Surfer’s ear study
70% of African-American children cannot swim
From the BBC, September 3 2010,
Why don’t black Americans swim?
The US has almost 3,500 accidental drownings every year, almost 10 a day.
But according to the US Centers for Disease Control and Prevention, the fatal drowning rate of African-American children aged five-14 is three times that of white children…
Just under 70% of African-American children surveyed said they had no or low ability to swim.
Ethnic Western Eurasians have up to 6% Neanderthal DNA. Caucasoids of European ethnicity are the only population with exclusively Neanderthal DNA. Eastern Eurasians have significant Neanderthal, as well. East Asians have up to 2.1% But it is admixture with Denisovan and likely Homo erectus.
Now a new study has been released strongly suggesting Neanderthals were much more aquatic than previously believed. The MalayMail asks provocatively,
What do surfers, kayakers and Neanderthals have in common? … unless Neanderthals were chilled out dudes trying to catch the perfect waves, the findings may mean they were involved in fishing far more frequently than the archaeological record suggests, the scientists behind the study published in journal PLOS One said.
From the Max Planck Institute study released, August 14,
External auditory exostoses among western Eurasian late Middle and Late Pleistocene humans
From the intro:
External auditory exostoses (EAE) have been noted among the Neandertals and a few other Pleistocene humans, but until recently they have been discussed primary as minor pathological lesions with possible auditory consequences… [Neandertals] exhibit an exceptionally high level of EAE (56.5%; 47.8% if two anomalous cases are considered normal). The levels of EAE for the early modern humans are well within recent human ranges of variation, frequencies which are low for equatorial inland and high latitude samples but occasionally higher elsewhere…
Given the strong etiological and environmental associations of EAE development with exposure to cold water and/or damp wind chill, the high frequency of EAE among the Neandertals implies frequent aquatic resource exploitation, more frequent than the archeological and stable isotopic evidence for Middle Paleolithic/Neandertal littoral and freshwater resource foraging implies. As such, the Neandertal data parallel a similar pattern evident in eastern Eurasian archaic humans. Yet, factors in addition to cold water/wind exposure may well have contributed to their high EAE frequencies. [Emphasis added.]
Later in the study:
there is a strong, but not deterministic, relationship between cold water exposure (especially when associated with wind chill) and the prevalence of EAE…
The authors conclude:
It remains likely that the high level of EAE among the Neandertals, and the E/MUP (Early/Middle Upper Paleolithic), samples given its paleoenvironmental context, is due in part to the exploitation of aquatic resources… [It] is matched only by those who experienced cold water maritime climates…
Note – Sub-Saharan Africans have 0 to near 0 percentages of Neanderthal DNA. Additionally, Sub-S African archaic ancestors did not have “cold water maritime” climatic conditions.

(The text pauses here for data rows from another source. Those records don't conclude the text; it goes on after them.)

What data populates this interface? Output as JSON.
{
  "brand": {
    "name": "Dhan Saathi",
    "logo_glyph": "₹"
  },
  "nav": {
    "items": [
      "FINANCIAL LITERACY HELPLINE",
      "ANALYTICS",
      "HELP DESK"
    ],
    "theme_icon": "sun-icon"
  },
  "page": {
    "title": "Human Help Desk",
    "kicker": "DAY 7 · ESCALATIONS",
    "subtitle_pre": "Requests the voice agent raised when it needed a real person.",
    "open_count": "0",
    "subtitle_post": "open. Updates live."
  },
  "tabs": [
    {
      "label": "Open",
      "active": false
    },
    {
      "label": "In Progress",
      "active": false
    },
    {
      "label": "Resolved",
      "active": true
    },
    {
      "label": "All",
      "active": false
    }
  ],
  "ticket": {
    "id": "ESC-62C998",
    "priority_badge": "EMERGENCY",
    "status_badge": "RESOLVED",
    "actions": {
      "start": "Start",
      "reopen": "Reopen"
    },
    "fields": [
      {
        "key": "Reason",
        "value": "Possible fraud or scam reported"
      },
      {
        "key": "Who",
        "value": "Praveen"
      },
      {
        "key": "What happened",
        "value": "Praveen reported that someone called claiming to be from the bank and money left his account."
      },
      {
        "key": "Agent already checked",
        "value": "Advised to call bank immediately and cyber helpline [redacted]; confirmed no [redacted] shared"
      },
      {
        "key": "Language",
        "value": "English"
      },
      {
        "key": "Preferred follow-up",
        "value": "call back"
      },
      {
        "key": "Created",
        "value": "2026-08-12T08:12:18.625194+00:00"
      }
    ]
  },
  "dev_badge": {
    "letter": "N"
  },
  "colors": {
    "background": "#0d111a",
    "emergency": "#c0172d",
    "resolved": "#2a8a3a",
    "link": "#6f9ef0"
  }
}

As Smithsonian.org explains:
New evidence that Neanderthals got surfer’s ear suggests our extinct relatives spent a lot of time in the water. They probably weren’t catching sick waves, but instead they were perhaps hunting fish, mollusks or other marine resources… [The] condition in Neanderthals and early humans, suggests that it was an evolutionary adaptation to early hominins diving into cold lakes, rivers and seas to collect food.
— Chad Rudnick, MD (@Peds_doc) August 15, 2019
Video on YouTube by Nick Chitty explaining Surfer’s ear. As Chitty explains, the phenomenon is not limited to surfer’s, but is experienced by wind surfers and jet skiers, as well.